╔══

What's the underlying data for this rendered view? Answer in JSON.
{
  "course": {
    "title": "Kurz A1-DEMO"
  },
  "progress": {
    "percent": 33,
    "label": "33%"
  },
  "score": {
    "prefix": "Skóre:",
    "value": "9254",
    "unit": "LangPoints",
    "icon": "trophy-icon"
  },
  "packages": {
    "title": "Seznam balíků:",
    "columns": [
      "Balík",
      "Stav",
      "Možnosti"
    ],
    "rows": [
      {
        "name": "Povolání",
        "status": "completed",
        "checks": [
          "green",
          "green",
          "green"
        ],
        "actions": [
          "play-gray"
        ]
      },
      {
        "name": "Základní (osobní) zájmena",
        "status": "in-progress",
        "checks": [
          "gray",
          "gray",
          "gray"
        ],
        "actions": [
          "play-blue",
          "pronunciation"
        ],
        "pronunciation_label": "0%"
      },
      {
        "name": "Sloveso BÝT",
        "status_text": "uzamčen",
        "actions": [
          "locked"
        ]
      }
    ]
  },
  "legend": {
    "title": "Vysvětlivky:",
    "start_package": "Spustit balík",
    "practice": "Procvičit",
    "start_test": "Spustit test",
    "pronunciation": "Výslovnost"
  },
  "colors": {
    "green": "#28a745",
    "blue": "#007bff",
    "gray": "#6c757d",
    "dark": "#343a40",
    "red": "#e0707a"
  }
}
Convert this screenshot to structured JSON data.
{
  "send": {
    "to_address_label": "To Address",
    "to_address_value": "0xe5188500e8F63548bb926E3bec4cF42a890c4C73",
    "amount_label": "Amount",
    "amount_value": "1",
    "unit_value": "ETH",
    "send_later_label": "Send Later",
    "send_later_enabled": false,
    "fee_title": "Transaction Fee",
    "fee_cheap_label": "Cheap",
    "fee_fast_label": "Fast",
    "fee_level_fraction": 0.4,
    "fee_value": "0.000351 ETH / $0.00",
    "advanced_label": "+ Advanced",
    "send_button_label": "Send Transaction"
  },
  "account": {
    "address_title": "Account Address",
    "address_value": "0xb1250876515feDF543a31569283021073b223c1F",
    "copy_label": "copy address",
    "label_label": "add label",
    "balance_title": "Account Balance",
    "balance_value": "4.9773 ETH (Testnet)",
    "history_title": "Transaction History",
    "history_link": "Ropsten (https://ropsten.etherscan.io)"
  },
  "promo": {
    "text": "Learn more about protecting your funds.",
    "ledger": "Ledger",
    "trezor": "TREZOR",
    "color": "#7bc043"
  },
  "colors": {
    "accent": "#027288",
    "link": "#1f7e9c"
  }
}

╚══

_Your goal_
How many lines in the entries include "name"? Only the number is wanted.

_Result of this task_
3